Facts about Robert Frost
Robert Frost was a Pulitzer Prize-winning poet and playwright best known for his portrayal of rural New England life in his work. Robert Lee Frost was born on March 26, 1874, in San Francisco, California, to journalist William Prescott Frost, Jr. and Scotswoman Isabelle Moodie. Robert Frost spent his first 11 years of life in San Francisco. After his father died of tuberculosis, his family relocated to Lawrence, Massachusetts, to live with his grandparents. Robert attended Lawrence High School, where he met his future wife Elinor White, a young woman with whom he shared the valedictorian title upon graduation. Life was difficult for Robert and his wife, and for the first 40 years of his life, he was virtually unknown.
Robert Lee Frost was named after Confederate General Robert E. Lee.
In 1892, Robert Frost graduated from high school as class poet and co-valedictorian.
Robert Frost’s first poem sold was titled “My Butterfly. An Elegy,” and he received $15 for it, which is now worth more than $400. In 1894, he sold the poem to the New York Independent.
Elinor White was proposed to twice by Robert Frost. She declined him the first time because she needed to finish college. When Robert returned from his self-pity trip, he asked her again. They married on December 19th, 1895, after she said yes because she had graduated.
Robert and Elinor Frost’s grandfather purchased a farm.
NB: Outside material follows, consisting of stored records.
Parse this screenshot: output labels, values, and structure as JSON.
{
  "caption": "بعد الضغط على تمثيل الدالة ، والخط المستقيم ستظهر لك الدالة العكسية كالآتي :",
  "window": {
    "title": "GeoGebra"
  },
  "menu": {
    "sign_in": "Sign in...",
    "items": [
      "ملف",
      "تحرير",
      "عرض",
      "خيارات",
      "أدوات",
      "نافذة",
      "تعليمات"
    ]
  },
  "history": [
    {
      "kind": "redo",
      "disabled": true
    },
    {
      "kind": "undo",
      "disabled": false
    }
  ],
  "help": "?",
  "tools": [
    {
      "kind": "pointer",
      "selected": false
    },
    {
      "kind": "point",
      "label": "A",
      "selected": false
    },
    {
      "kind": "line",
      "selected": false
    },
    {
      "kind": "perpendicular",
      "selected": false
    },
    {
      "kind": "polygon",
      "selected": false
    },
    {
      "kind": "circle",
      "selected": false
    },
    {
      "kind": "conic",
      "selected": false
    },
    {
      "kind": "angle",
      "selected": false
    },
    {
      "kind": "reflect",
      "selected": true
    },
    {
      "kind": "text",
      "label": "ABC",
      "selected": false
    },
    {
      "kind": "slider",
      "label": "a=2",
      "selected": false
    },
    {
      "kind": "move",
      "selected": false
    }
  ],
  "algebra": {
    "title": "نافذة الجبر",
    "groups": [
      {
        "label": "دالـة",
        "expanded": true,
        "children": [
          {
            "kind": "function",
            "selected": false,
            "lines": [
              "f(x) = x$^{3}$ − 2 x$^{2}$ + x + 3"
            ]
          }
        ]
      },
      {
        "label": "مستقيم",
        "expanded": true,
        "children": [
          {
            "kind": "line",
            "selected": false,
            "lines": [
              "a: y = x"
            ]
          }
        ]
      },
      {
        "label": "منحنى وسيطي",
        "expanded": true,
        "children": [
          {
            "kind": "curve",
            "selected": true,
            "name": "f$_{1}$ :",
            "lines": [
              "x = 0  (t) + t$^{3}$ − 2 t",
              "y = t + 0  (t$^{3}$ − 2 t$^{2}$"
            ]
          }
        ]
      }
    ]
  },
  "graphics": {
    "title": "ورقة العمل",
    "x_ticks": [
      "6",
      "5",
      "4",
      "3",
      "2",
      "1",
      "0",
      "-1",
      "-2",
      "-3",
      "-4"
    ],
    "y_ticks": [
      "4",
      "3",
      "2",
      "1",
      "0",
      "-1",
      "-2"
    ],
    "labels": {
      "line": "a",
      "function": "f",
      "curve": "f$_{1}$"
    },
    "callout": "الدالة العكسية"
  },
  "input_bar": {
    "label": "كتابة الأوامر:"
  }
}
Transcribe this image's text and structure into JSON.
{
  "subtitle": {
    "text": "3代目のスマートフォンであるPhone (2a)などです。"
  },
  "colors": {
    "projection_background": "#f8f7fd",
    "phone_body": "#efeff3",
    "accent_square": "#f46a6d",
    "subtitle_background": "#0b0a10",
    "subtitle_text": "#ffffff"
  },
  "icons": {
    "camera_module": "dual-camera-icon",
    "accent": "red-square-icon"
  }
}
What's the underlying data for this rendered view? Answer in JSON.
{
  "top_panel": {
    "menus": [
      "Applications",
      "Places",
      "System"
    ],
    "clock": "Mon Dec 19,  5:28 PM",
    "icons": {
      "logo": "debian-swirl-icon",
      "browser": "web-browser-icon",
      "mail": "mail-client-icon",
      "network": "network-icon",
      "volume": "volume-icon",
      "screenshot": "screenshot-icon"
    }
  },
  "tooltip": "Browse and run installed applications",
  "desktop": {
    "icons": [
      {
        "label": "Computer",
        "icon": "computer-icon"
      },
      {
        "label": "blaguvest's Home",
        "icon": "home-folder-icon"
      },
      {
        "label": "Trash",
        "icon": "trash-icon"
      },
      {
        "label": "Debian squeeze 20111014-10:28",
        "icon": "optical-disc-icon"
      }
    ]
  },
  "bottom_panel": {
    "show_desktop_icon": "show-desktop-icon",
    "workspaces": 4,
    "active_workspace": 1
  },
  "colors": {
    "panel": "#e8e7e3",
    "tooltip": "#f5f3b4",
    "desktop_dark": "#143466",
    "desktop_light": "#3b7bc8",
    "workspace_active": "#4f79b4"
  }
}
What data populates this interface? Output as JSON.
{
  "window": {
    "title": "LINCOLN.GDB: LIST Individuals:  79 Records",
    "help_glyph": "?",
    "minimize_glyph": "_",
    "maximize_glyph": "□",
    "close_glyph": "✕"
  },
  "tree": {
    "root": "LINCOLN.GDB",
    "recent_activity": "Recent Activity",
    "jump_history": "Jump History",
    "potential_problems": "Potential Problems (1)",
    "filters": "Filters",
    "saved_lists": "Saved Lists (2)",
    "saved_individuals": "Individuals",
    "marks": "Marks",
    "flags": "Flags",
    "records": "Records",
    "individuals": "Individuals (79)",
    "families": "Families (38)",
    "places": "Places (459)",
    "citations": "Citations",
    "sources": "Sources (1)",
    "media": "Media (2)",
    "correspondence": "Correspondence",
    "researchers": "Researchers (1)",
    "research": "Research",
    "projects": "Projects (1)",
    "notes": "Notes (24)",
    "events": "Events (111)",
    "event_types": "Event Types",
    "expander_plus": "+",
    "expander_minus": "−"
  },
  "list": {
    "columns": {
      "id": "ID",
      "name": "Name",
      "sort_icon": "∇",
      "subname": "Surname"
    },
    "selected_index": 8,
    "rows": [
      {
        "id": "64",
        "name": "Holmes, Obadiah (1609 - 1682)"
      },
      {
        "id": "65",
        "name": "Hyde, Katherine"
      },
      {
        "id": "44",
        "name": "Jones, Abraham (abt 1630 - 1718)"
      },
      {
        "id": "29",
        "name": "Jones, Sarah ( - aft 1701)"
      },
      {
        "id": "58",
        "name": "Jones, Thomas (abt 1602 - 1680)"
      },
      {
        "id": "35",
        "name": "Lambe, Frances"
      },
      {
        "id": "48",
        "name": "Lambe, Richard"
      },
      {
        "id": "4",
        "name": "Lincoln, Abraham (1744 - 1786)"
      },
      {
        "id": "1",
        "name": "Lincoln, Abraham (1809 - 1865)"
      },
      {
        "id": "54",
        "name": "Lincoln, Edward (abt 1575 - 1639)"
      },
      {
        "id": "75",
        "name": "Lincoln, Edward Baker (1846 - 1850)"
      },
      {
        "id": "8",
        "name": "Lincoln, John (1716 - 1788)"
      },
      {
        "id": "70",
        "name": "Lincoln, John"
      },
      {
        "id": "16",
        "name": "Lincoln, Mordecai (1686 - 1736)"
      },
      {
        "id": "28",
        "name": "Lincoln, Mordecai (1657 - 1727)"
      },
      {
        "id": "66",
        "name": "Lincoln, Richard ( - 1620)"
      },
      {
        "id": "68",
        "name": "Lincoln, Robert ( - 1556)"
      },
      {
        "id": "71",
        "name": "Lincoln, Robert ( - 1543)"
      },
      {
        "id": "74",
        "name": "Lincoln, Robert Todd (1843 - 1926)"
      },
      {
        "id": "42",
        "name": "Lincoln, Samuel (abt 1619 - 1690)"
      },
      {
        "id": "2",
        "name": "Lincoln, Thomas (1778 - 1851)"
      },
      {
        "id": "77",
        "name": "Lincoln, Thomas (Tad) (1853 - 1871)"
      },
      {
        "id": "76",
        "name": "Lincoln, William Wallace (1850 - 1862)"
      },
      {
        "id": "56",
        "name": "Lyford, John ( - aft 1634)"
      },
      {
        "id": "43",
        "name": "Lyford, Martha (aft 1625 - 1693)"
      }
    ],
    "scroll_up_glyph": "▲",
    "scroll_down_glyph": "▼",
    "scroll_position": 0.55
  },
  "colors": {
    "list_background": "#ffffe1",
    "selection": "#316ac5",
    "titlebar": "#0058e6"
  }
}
They tried farming for a long time but were never successful.
Robert Frost continued to write poetry while trying to make a living as a farmer, but was not very successful in getting it published.
Robert Frost and his wife moved to England in 1912.
A Boy’s Will was the title of the first poetry collection published by Robert Frost. It was published in 1913 by David Nutt, a British publisher.
When World War I broke out, Robert and his wife returned to America, where his collection north of Boston had made him famous.
In 1924, Robert Frost won the Pulitzer Prize for his book New Hampshire: A Poem with Notes and Grace Notes.
In 1931, Robert Frost received his second Pulitzer Prize for Collected Poems.
In 1937, Robert Frost received his third Pulitzer Prize for A Further Range.
A Witness Tree received Robert Frost’s fourth and final Pulitzer Prize in 1943.
Robert Frost received the United States Congressional Gold Medal for his work in 1960. It was the highest civilian honor available. “In recognition of his poetry which enabled the culture of the United States and philosophy of the world,” the award was given.
Many personal tragedies befell Robert Frost and his wife Elinor. They had six children together, but one died of cholera when he was only eight years old, another died shortly after birth, another died when he was 29, and another died when he was 38. Only two of their children lived past Robert’s death.
Elinor died of heart failure at the age of 38, a year after being diagnosed with breast cancer.
The setting for many of Robert Frost’s poems was rural New England. “The Road Not Taken” is his most famous poem.
Robert Frost died on January 29, 1963, in Boston, Massachusetts, at the age of 88.